▶ **Exercise**
One figure is wanted here: how many lines in the entries hold the word "Ctrl".

▼

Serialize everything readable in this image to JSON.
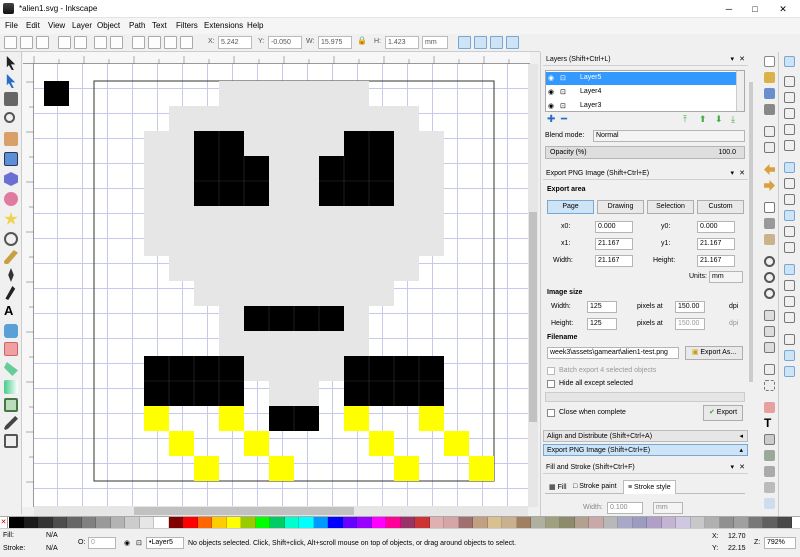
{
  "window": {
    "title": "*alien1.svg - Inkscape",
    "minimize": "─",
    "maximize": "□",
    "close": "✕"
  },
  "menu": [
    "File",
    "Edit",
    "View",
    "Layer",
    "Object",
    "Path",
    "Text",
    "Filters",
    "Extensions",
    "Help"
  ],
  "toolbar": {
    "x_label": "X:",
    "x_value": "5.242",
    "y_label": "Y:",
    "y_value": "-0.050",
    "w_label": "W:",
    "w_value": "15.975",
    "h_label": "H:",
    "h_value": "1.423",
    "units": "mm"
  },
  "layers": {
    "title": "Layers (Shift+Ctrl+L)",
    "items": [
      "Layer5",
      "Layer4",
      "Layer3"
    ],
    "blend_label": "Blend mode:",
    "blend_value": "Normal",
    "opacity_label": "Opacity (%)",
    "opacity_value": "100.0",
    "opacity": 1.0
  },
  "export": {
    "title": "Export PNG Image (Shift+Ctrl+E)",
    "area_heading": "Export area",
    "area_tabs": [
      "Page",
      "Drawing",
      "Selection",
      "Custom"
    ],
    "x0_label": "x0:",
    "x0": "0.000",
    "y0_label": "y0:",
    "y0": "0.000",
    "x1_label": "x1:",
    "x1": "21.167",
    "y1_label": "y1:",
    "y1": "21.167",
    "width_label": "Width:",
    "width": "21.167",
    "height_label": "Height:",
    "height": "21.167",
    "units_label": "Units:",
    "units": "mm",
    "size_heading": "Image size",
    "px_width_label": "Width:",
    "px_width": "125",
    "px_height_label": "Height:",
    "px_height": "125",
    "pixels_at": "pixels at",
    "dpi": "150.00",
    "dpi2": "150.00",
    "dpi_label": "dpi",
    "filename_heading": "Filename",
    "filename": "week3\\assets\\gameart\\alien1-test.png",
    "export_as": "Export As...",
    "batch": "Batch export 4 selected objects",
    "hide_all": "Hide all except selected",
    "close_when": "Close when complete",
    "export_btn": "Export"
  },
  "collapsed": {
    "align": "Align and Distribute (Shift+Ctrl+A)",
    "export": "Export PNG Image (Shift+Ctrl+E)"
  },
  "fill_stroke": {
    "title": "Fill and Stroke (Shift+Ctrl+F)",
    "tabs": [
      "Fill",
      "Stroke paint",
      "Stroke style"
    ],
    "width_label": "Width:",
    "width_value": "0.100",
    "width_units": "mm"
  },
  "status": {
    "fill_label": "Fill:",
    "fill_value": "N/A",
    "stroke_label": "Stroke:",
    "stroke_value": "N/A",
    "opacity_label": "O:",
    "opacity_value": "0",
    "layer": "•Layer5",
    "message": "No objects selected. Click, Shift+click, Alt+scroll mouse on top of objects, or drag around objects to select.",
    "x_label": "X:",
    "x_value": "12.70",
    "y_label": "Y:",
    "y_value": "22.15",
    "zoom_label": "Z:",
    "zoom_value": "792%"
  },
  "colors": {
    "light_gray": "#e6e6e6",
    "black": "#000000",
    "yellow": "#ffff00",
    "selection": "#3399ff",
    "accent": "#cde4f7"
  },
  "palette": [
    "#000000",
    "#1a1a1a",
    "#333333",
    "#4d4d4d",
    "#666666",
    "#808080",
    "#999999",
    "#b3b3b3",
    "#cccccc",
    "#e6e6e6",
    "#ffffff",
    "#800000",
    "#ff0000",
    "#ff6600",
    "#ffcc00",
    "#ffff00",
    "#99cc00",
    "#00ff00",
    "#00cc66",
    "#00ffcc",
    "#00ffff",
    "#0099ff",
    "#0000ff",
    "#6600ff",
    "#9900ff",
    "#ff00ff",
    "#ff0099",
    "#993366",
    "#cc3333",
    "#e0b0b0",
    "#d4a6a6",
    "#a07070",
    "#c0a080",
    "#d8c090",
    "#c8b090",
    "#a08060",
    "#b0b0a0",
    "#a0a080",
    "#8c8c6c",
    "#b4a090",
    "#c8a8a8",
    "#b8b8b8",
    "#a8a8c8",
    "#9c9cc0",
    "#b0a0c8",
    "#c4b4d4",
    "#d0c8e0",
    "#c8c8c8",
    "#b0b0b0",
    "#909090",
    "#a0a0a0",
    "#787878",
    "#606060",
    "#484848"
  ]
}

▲

▶ **Exercise response**
5